Yet it does add to the entertainment quotient.
The Wild's shootout loss (and one point) at San Jose on Wednesday gave them the three-point lead in the division. That also highlights another scoreboard-watching protocol down the stretch: Especially once the schedule switches to all intradivisional games, the other teams involved in the race are hoping someone wins in regulation. They're not necessarily rooting against another team; they're rooting against three-point games.
Colorado went from first in the Northwest a week ago to fourth place and eighth in the conference (on tiebreakers) in roughly the time it takes Peter Forsberg to feel a twinge wherever it is that he's feeling a twinge nowadays.
"We can control our own destiny.

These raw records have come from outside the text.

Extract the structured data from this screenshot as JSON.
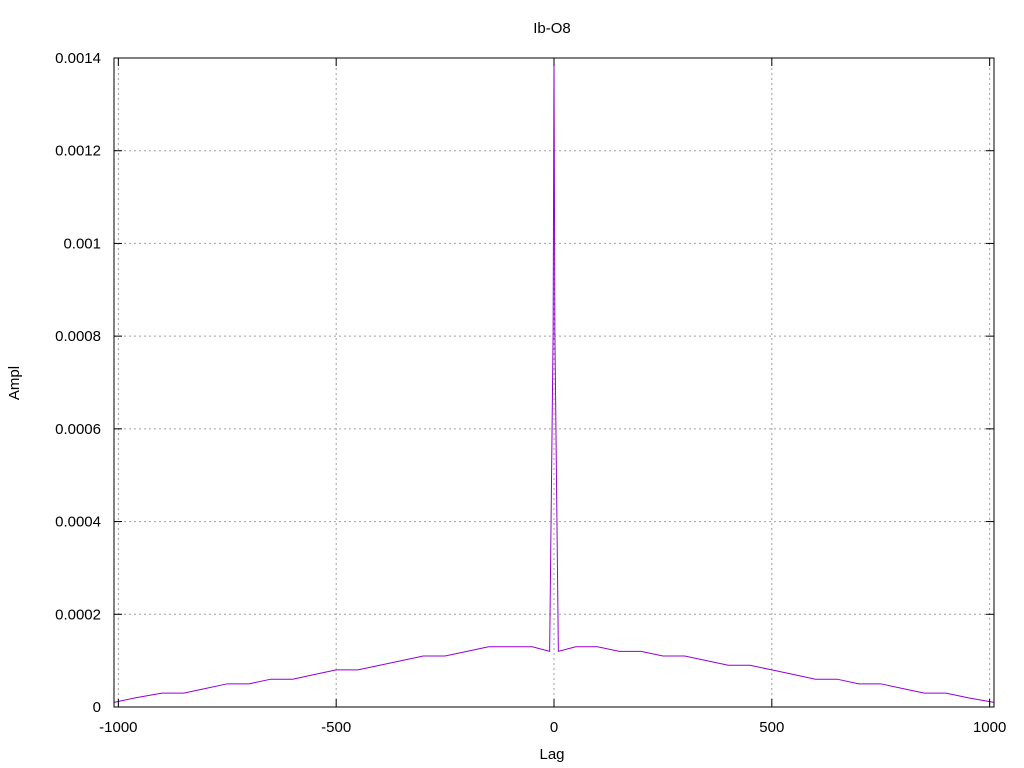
{
  "chart_data": {
    "type": "line",
    "title": "Ib-O8",
    "xlabel": "Lag",
    "ylabel": "Ampl",
    "xlim": [
      -1010,
      1010
    ],
    "ylim": [
      0,
      0.0014
    ],
    "xticks": [
      -1000,
      -500,
      0,
      500,
      1000
    ],
    "xtick_labels": [
      "-1000",
      "-500",
      "0",
      "500",
      "1000"
    ],
    "yticks": [
      0,
      0.0002,
      0.0004,
      0.0006,
      0.0008,
      0.001,
      0.0012,
      0.0014
    ],
    "ytick_labels": [
      "0",
      "0.0002",
      "0.0004",
      "0.0006",
      "0.0008",
      "0.001",
      "0.0012",
      "0.0014"
    ],
    "grid": true,
    "legend": "none",
    "series": [
      {
        "color": "#9400d3",
        "x": [
          -1010,
          -960,
          -900,
          -850,
          -800,
          -750,
          -700,
          -650,
          -600,
          -550,
          -500,
          -450,
          -400,
          -350,
          -300,
          -250,
          -200,
          -150,
          -100,
          -50,
          -10,
          -2,
          0,
          2,
          10,
          50,
          100,
          150,
          200,
          250,
          300,
          350,
          400,
          450,
          500,
          550,
          600,
          650,
          700,
          750,
          800,
          850,
          900,
          950,
          1010
        ],
        "y": [
          1e-05,
          2e-05,
          3e-05,
          3e-05,
          4e-05,
          5e-05,
          5e-05,
          6e-05,
          6e-05,
          7e-05,
          8e-05,
          8e-05,
          9e-05,
          0.0001,
          0.00011,
          0.00011,
          0.00012,
          0.00013,
          0.00013,
          0.00013,
          0.00012,
          0.00081,
          0.0014,
          0.00081,
          0.00012,
          0.00013,
          0.00013,
          0.00012,
          0.00012,
          0.00011,
          0.00011,
          0.0001,
          9e-05,
          9e-05,
          8e-05,
          7e-05,
          6e-05,
          6e-05,
          5e-05,
          5e-05,
          4e-05,
          3e-05,
          3e-05,
          2e-05,
          1e-05
        ]
      }
    ]
  }
}
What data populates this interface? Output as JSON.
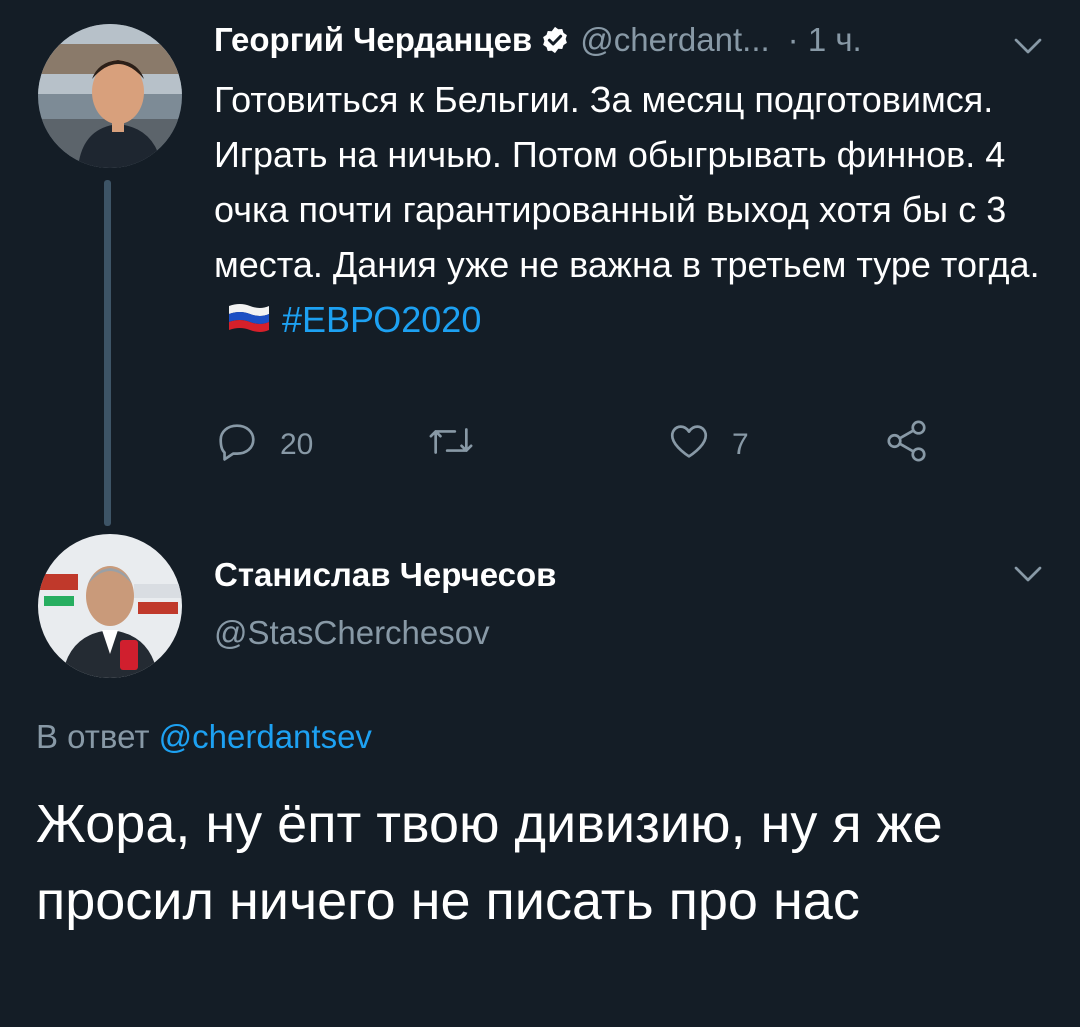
{
  "tweet1": {
    "display_name": "Георгий Черданцев",
    "handle": "@cherdant...",
    "time": "· 1 ч.",
    "text": "Готовиться к Бельгии. За месяц подготовимся. Играть на ничью. Потом обыгрывать финнов. 4 очка почти гарантированный выход хотя бы с 3 места. Дания уже не важна в третьем туре тогда.",
    "hashtag": "#ЕВРО2020",
    "reply_count": "20",
    "like_count": "7"
  },
  "tweet2": {
    "display_name": "Станислав Черчесов",
    "handle": "@StasCherchesov",
    "reply_prefix": "В ответ",
    "reply_mention": "@cherdantsev",
    "text": "Жора, ну ёпт твою дивизию, ну я же просил ничего не писать про нас"
  },
  "colors": {
    "background": "#141d26",
    "muted": "#8899a6",
    "accent": "#1da1f2",
    "thread_line": "#3d5466"
  },
  "icons": [
    "verified-icon",
    "chevron-down-icon",
    "reply-icon",
    "retweet-icon",
    "like-icon",
    "share-icon",
    "russia-flag-icon"
  ]
}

We can be at the top or we can just get in," said Avalanche winger Ryan Smyth, who returned to the lineup last weekend after recovering from his latest injuries -- a minor concussion and a shoulder problem.

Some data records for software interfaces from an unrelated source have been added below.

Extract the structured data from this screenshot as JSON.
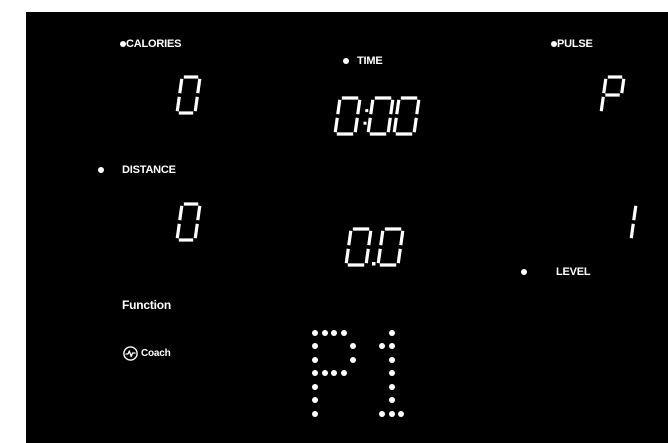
{
  "console": {
    "labels": {
      "calories": "CALORIES",
      "time": "TIME",
      "pulse": "PULSE",
      "distance": "DISTANCE",
      "level": "LEVEL",
      "function": "Function",
      "coach": "Coach"
    },
    "readouts": {
      "calories": "0",
      "time": "0:00",
      "pulse": "P",
      "distance": "0",
      "speed": "0.0",
      "level": "1"
    },
    "program_display": "P1",
    "icons": [
      "heartbeat-icon",
      "indicator-dot"
    ],
    "colors": {
      "background": "#000000",
      "segments": "#ffffff"
    }
  }
}
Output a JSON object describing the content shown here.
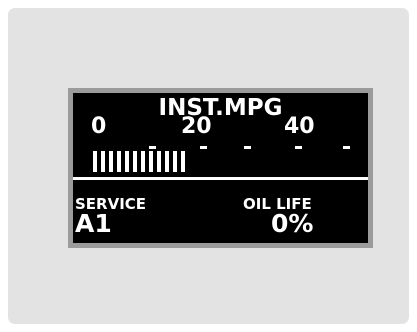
{
  "display": {
    "title": "INST.MPG",
    "scale_labels": [
      "0",
      "20",
      "40"
    ],
    "gauge_segments_lit": 12,
    "service_label": "SERVICE",
    "service_code": "A1",
    "oil_life_label": "OIL LIFE",
    "oil_life_value": "0%"
  },
  "colors": {
    "panel": "#e3e3e3",
    "bezel": "#9b9b9b",
    "screen": "#000000",
    "text": "#ffffff"
  }
}
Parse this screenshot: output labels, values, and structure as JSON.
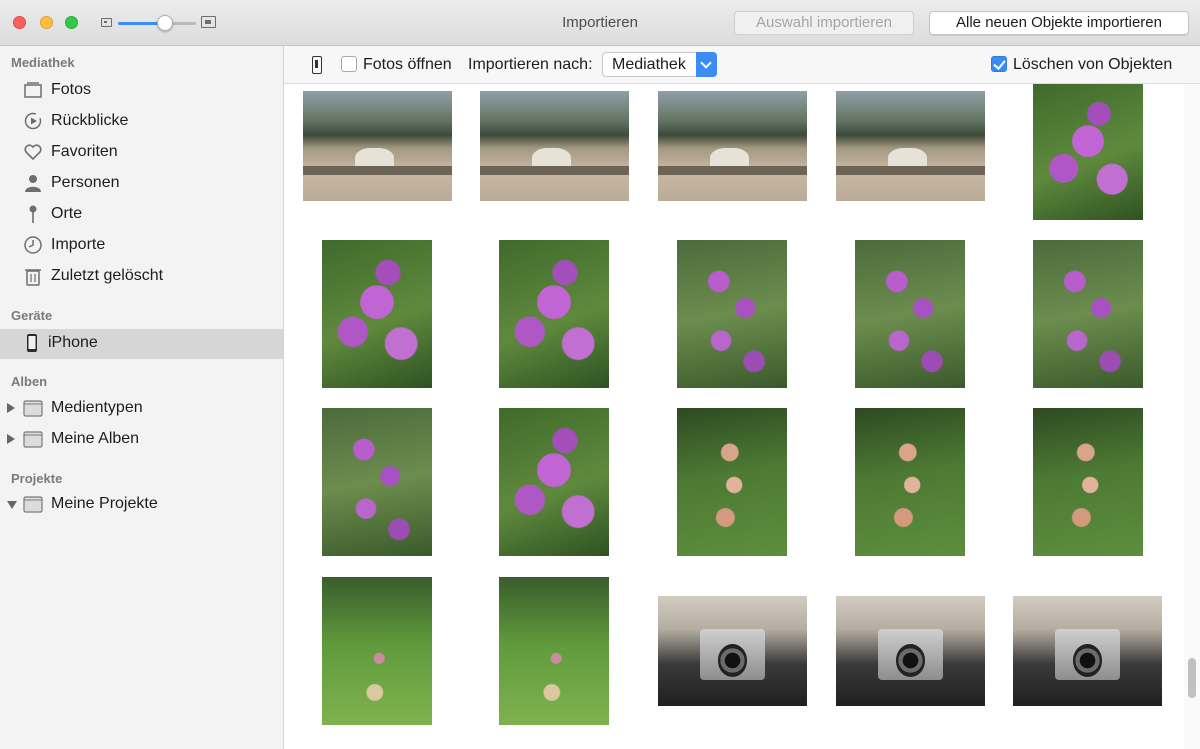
{
  "window": {
    "title": "Importieren",
    "import_selection_label": "Auswahl importieren",
    "import_all_label": "Alle neuen Objekte importieren",
    "zoom_level": 0.6
  },
  "sidebar": {
    "sections": [
      {
        "label": "Mediathek",
        "items": [
          {
            "label": "Fotos",
            "icon": "photos-icon"
          },
          {
            "label": "Rückblicke",
            "icon": "memories-icon"
          },
          {
            "label": "Favoriten",
            "icon": "heart-icon"
          },
          {
            "label": "Personen",
            "icon": "person-icon"
          },
          {
            "label": "Orte",
            "icon": "pin-icon"
          },
          {
            "label": "Importe",
            "icon": "clock-icon"
          },
          {
            "label": "Zuletzt gelöscht",
            "icon": "trash-icon"
          }
        ]
      },
      {
        "label": "Geräte",
        "items": [
          {
            "label": "iPhone",
            "icon": "iphone-icon",
            "selected": true
          }
        ]
      },
      {
        "label": "Alben",
        "items": [
          {
            "label": "Medientypen",
            "icon": "folder-icon",
            "expanded": false
          },
          {
            "label": "Meine Alben",
            "icon": "folder-icon",
            "expanded": false
          }
        ]
      },
      {
        "label": "Projekte",
        "items": [
          {
            "label": "Meine Projekte",
            "icon": "folder-icon",
            "expanded": true
          }
        ]
      }
    ]
  },
  "toolbar": {
    "open_photos_label": "Fotos öffnen",
    "open_photos_checked": false,
    "import_to_label": "Importieren nach:",
    "import_to_value": "Mediathek",
    "delete_items_label": "Löschen von Objekten",
    "delete_items_checked": true
  },
  "colors": {
    "accent": "#3b8cf6",
    "sidebar_bg": "#f3f3f3",
    "selected_bg": "#d6d6d6"
  }
}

Calgary, the most schizophrenic team in the division, has made the season such a roller-coaster ride, the Flames should sell motion-sickness medication at their souvenir shops. They enter the all-divisional stretch run off a 1-3-0 road trip against likely nonplayoff teams, or six lost points.
"Now, with all the division games, it's do or die," Flames center Craig Conroy said after a Tuesday loss at Columbus. "Hopefully, we all realize that. There's no more time [to say], 'Well, we lost one, or we did this, we did that.' No more excuses. It's just time to play and win."
Back in Calgary on Wednesday, captain Jarome Iginla told reporters, "It's exciting -- it's the playoffs before the playoffs. You could look at the schedule before the year, or halfway through, and say there's probably a good chance that these nine games will be pretty important. As a team, you look at it as a great challenge, a fun thing."
If Roberto Luongo goes into the shutdown mode, the Canucks could retake control. And if Vancouver can only hang around, it can take advantage of playing its final four at home.
And don't rule out the Oilers. Previously written off, they've won 10 of their past 12, with three of the victories coming in overtime, and three in shootouts. They're only one point behind the Predators.
This race does point out what is arguably a flaw in the NHL's playoff qualification system, and this is one time the league perhaps could consider emulating the NBA.
The Pacific Division could end up getting the short end of the stick.
It's entirely possible San Jose, Anaheim and Dallas all end up with more points than the Northwest winner. But because division winners are guaranteed one of the top three seeds, the Northwest champion will be the No. 3 seed. What's unfair about that? Well, it could lead to an Anaheim-Dallas matchup in the Western Conference's 4 vs. 5 first-round matchup. Nobody has a cakewalk in the first round, and that's where the league has it all over the NBA. Regardless of matchups, teams have to win four series to hoist the Cup, so quibbling with the bracket can be nitpicking. But I'll do it, anyway. Especially if Dave Tippett's job is on the line, that kind of first-round draw doesn't seem right.
The NBA has the same 30-team, six-division, two-conference setup as the NHL. Yet it guarantees the division winners only one of the top four seeds. Under that system, the Northwest winner most likely would be the No. 4 seed, matching it up against the third-place team from the Pacific (now Dallas) in that 4 vs. 5 matchup. The Pacific's runner-up (now Anaheim) most likely would be the conference's No. 3 seed and face a Northwest team in the first round.
With fewer intradivisional games next season, that format would make even more sense for the NHL.
In the meantime, the Northwest is a five-team sprint to the finish.
Terry Frei is a regular contributor to ESPN.com. He is the author of the just-released "'77" and "Third Down and a War to Go."